- Before they come into the business, screen employees and contractors for symptoms of COVID-19 and send home any employee or contractor with new or worsening symptoms.
- Prohibit employees or contractors with known close contact with a person who is confirmed to have COVID-19 to return to work until the end of a 14-day self-quarantine period measured from the last date of exposure.
- Conduct temperature checks on employees and contractors where feasible.
- Require employees and contractors to wash or sanitize their hands upon entering the business, and make hand sanitizer, disinfecting wipes, soap and water readily available to employees, contractors and customers.
- Have employees maintain at least 6 feet of social distancing between each other to the extent possible, or install dividers or other engineered controls between employees.
- Stagger start and end times and break schedules to minimize close interaction between employees.
- Regularly and frequently clean and disinfect regularly touched surfaces.
- Disinfect items that come into contact with customers.
- Clean and sanitize the facility on a daily basis.
- Place visible signage around the business reminding employees and customers of best hygiene practices.
Under the order, businesses may implement additional hygiene measures and procedures and are not precluded from requiring customers to follow additional hygiene measures in order to obtain services.
Restrictions Are Loosened on Nursing Homes and Assisted Living Facilities as Well as on Elective Medical Procedures
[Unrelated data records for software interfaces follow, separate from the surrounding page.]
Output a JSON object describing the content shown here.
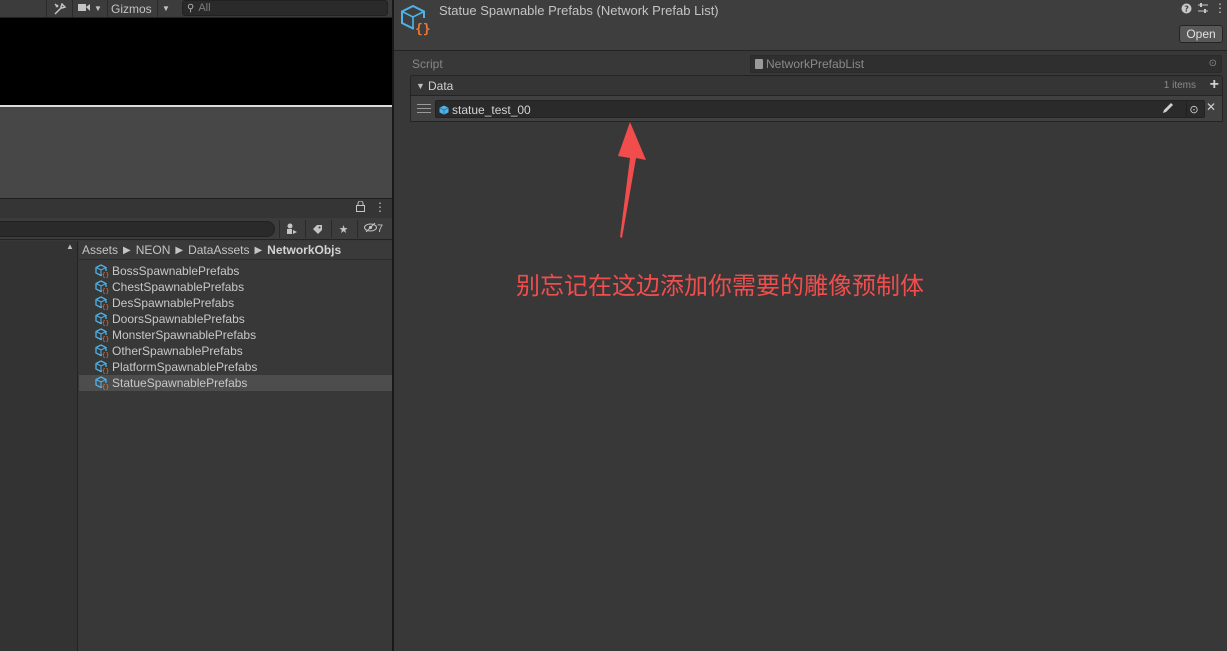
{
  "scene": {
    "gizmos_label": "Gizmos",
    "search_placeholder": "All"
  },
  "project": {
    "hidden_count": "7",
    "breadcrumb": [
      "Assets",
      "NEON",
      "DataAssets",
      "NetworkObjs"
    ],
    "assets": [
      {
        "name": "BossSpawnablePrefabs",
        "selected": false
      },
      {
        "name": "ChestSpawnablePrefabs",
        "selected": false
      },
      {
        "name": "DesSpawnablePrefabs",
        "selected": false
      },
      {
        "name": "DoorsSpawnablePrefabs",
        "selected": false
      },
      {
        "name": "MonsterSpawnablePrefabs",
        "selected": false
      },
      {
        "name": "OtherSpawnablePrefabs",
        "selected": false
      },
      {
        "name": "PlatformSpawnablePrefabs",
        "selected": false
      },
      {
        "name": "StatueSpawnablePrefabs",
        "selected": true
      }
    ]
  },
  "inspector": {
    "title": "Statue Spawnable Prefabs (Network Prefab List)",
    "open_label": "Open",
    "script_label": "Script",
    "script_value": "NetworkPrefabList",
    "data_label": "Data",
    "items_count": "1 items",
    "elements": [
      "statue_test_00"
    ]
  },
  "annotation": {
    "text": "别忘记在这边添加你需要的雕像预制体",
    "color": "#f24d4d"
  },
  "colors": {
    "accent_icon": "#4fb3e8",
    "icon_braces": "#e8793c"
  }
}
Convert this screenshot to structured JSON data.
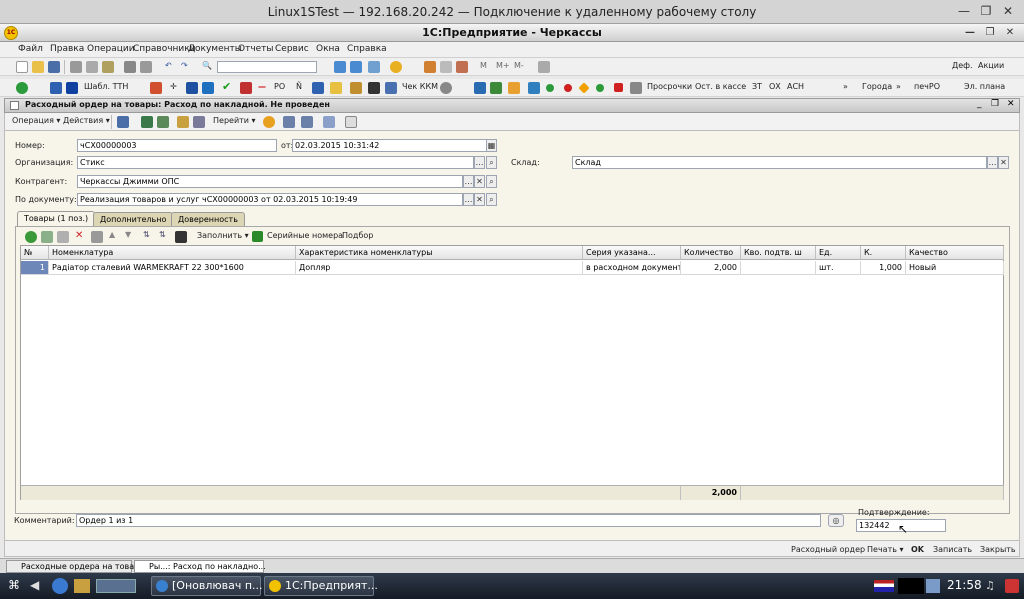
{
  "rdp": {
    "title": "Linux1STest — 192.168.20.242 — Подключение к удаленному рабочему столу",
    "min": "—",
    "restore": "❐",
    "close": "✕"
  },
  "app": {
    "title": "1С:Предприятие - Черкассы",
    "logo_text": "1С"
  },
  "menu": [
    "Файл",
    "Правка",
    "Операции",
    "Справочники",
    "Документы",
    "Отчеты",
    "Сервис",
    "Окна",
    "Справка"
  ],
  "toolbar1": {
    "right_items": [
      "Деф.",
      "Акции"
    ],
    "letters": [
      "M",
      "M+",
      "M-"
    ]
  },
  "toolbar2": {
    "items": [
      "Шабл. ТТН",
      "РО",
      "Чек ККМ",
      "Просрочки",
      "Ост. в кассе",
      "ЗТ",
      "ОХ",
      "АСН",
      "Города",
      "печРО",
      "Эл. плана"
    ]
  },
  "doc": {
    "title": "Расходный ордер на товары: Расход по накладной. Не проведен",
    "toolbar": [
      "Операция",
      "Действия",
      "Перейти"
    ],
    "fields": {
      "number_label": "Номер:",
      "number": "чСХ00000003",
      "date_label": "от:",
      "date": "02.03.2015 10:31:42",
      "org_label": "Организация:",
      "org": "Стикс",
      "warehouse_label": "Склад:",
      "warehouse": "Склад",
      "contractor_label": "Контрагент:",
      "contractor": "Черкассы Джимми ОПС",
      "basedoc_label": "По документу:",
      "basedoc": "Реализация товаров и услуг чСХ00000003 от 02.03.2015 10:19:49"
    },
    "tabs": [
      "Товары (1 поз.)",
      "Дополнительно",
      "Доверенность"
    ],
    "grid_toolbar": {
      "fill": "Заполнить",
      "serials": "Серийные номера",
      "pick": "Подбор"
    },
    "grid": {
      "headers": [
        "№",
        "Номенклатура",
        "Характеристика номенклатуры",
        "Серия указана...",
        "Количество",
        "Кво. подтв. ш",
        "Ед.",
        "К.",
        "Качество"
      ],
      "rows": [
        [
          "1",
          "Радіатор сталевий WARMEKRAFT 22 300*1600",
          "Допляр",
          "в расходном документе",
          "2,000",
          "",
          "шт.",
          "1,000",
          "Новый"
        ]
      ],
      "total_qty": "2,000"
    },
    "comment_label": "Комментарий:",
    "comment": "Ордер 1 из 1",
    "confirm_label": "Подтверждение:",
    "confirm": "132442",
    "actions": [
      "Расходный ордер",
      "Печать",
      "OK",
      "Записать",
      "Закрыть"
    ]
  },
  "window_tabs": [
    "Расходные ордера на това...",
    "Ры...: Расход по накладно..."
  ],
  "taskbar": {
    "items": [
      "[Оновлювач п...",
      "1С:Предприят..."
    ],
    "clock": "21:58"
  }
}
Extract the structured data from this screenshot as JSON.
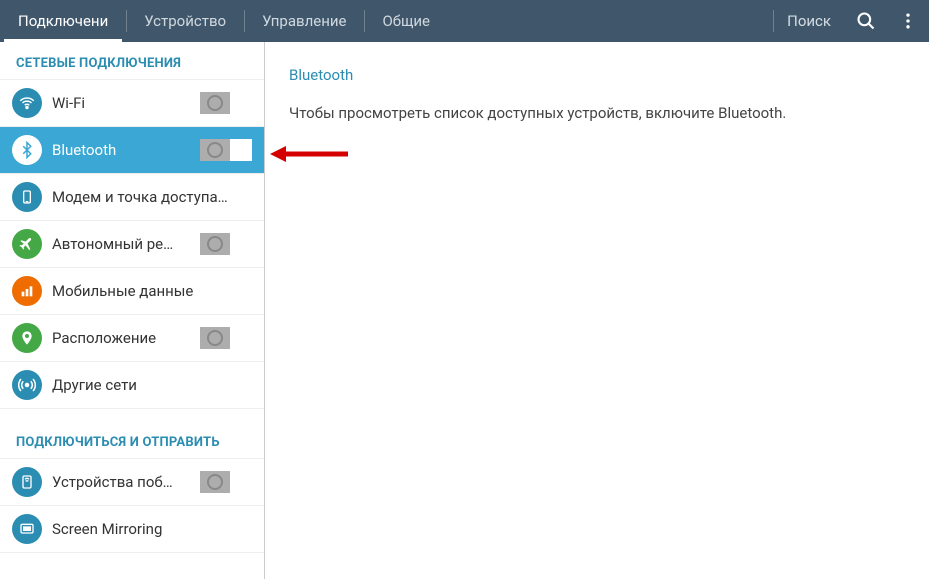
{
  "topbar": {
    "tabs": [
      "Подключени",
      "Устройство",
      "Управление",
      "Общие"
    ],
    "search_label": "Поиск"
  },
  "sidebar": {
    "section1_title": "СЕТЕВЫЕ ПОДКЛЮЧЕНИЯ",
    "section2_title": "ПОДКЛЮЧИТЬСЯ И ОТПРАВИТЬ",
    "items1": [
      {
        "label": "Wi-Fi"
      },
      {
        "label": "Bluetooth"
      },
      {
        "label": "Модем и точка доступа…"
      },
      {
        "label": "Автономный ре…"
      },
      {
        "label": "Мобильные данные"
      },
      {
        "label": "Расположение"
      },
      {
        "label": "Другие сети"
      }
    ],
    "items2": [
      {
        "label": "Устройства поб…"
      },
      {
        "label": "Screen Mirroring"
      }
    ]
  },
  "content": {
    "title": "Bluetooth",
    "body": "Чтобы просмотреть список доступных устройств, включите Bluetooth."
  }
}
In addition to reopening businesses throughout the state, effective Thursday, Sept. 24, nursing homes, long-term care facilities and assisted-living facilities also can return to normal visitation as long as there is no COVID-19 outbreak and certain health protocols are followed. In addition, the governor has announced that hospitals may resume elective medical procedures.